As Stanford’s Dr. Bravata acknowledged, there are various reasons why an increasing number of consumers opt for organic foods, chief among which is the desire to reduce as much as possible their dietary exposure to toxic pesticides (which was found to be on average 30 percent lower in organic foods by the Stanford researchers, although Benbrook, using the same data, calculated “an overall 81 percent lower risk or incidence of one or more pesticide residues in the organic samples compared to the conventional samples”). And that’s not even to mention the fact that organic is the best way to keep a whole slew of undesirable additives out of your family’s diet.
But the fact that they’re also nutritionally superior, by virtue of being grown in soil that contains far more nutrients than soil used to grow ordinary crops, had already been well established – over and over again — when the Stanford team decided to conduct this latest study said to be aimed at allowing people to “make informed choices.”
So here at FIT, we thought it only fitting that we inform you that nutritional value is one more very important reason to buy organic whenever possible.

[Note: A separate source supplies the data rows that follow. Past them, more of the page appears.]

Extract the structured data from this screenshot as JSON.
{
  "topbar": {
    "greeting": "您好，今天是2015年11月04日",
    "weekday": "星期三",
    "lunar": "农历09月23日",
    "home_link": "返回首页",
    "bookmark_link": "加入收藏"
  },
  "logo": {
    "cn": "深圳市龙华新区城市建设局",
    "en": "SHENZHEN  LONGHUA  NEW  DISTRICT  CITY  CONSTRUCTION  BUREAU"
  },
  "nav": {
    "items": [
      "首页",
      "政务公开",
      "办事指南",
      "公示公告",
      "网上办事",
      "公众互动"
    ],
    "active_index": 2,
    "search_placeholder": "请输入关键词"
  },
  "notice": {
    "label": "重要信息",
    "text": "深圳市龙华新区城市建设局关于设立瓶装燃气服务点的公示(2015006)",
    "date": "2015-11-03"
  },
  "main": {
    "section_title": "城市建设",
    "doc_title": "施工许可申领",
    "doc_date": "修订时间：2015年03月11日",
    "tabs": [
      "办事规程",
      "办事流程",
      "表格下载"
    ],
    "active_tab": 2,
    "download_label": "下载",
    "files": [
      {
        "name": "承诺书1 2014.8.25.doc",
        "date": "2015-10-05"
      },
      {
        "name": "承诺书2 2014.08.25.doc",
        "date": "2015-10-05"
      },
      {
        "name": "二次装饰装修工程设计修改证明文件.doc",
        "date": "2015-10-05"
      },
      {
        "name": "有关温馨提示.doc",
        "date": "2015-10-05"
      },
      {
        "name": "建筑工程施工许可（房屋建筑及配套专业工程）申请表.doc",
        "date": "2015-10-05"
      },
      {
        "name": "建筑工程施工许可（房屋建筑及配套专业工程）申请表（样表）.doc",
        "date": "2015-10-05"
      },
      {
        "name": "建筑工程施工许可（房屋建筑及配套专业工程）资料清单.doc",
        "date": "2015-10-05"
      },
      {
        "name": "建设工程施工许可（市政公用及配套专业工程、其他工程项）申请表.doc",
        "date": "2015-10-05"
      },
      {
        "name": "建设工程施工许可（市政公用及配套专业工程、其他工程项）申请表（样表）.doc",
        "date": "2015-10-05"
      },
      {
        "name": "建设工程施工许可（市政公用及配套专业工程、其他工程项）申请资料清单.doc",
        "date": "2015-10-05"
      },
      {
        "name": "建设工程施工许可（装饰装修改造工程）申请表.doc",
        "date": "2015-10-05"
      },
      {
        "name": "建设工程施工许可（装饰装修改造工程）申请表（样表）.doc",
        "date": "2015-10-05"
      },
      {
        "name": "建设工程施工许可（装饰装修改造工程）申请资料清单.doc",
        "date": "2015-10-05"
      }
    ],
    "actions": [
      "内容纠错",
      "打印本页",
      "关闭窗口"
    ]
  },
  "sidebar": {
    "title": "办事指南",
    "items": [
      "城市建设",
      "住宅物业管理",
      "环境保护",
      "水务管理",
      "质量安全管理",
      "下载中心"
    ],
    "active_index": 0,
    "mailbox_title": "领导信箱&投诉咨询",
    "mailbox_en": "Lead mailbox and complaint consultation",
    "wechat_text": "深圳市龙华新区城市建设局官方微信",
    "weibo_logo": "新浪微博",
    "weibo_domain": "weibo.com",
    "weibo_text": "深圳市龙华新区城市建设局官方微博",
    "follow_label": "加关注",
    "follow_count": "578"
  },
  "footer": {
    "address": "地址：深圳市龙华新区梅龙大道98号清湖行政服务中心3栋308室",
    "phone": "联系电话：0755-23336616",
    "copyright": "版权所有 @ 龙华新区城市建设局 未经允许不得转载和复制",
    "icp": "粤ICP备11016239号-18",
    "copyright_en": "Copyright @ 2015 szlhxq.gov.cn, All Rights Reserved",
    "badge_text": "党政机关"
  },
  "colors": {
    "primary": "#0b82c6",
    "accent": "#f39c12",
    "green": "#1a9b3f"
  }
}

Be sure to take a moment to sign the new Citizens for Health petition asking the FDA to take action against food and beverage manufacturers using HFCS with fructose amounts above 55 percent (the highest amount the FDA allows), and also, in the interim, to provide accurate label information so consumers know just what they’re buying (you can read the petition here ). This “truth-in-labeling” petition asks that the FDA require a manufacturer that uses HFCS to state the fructose percentage in that HFCS formulation and have the label reflect that information, such as HFCS-55, or HFCS-90.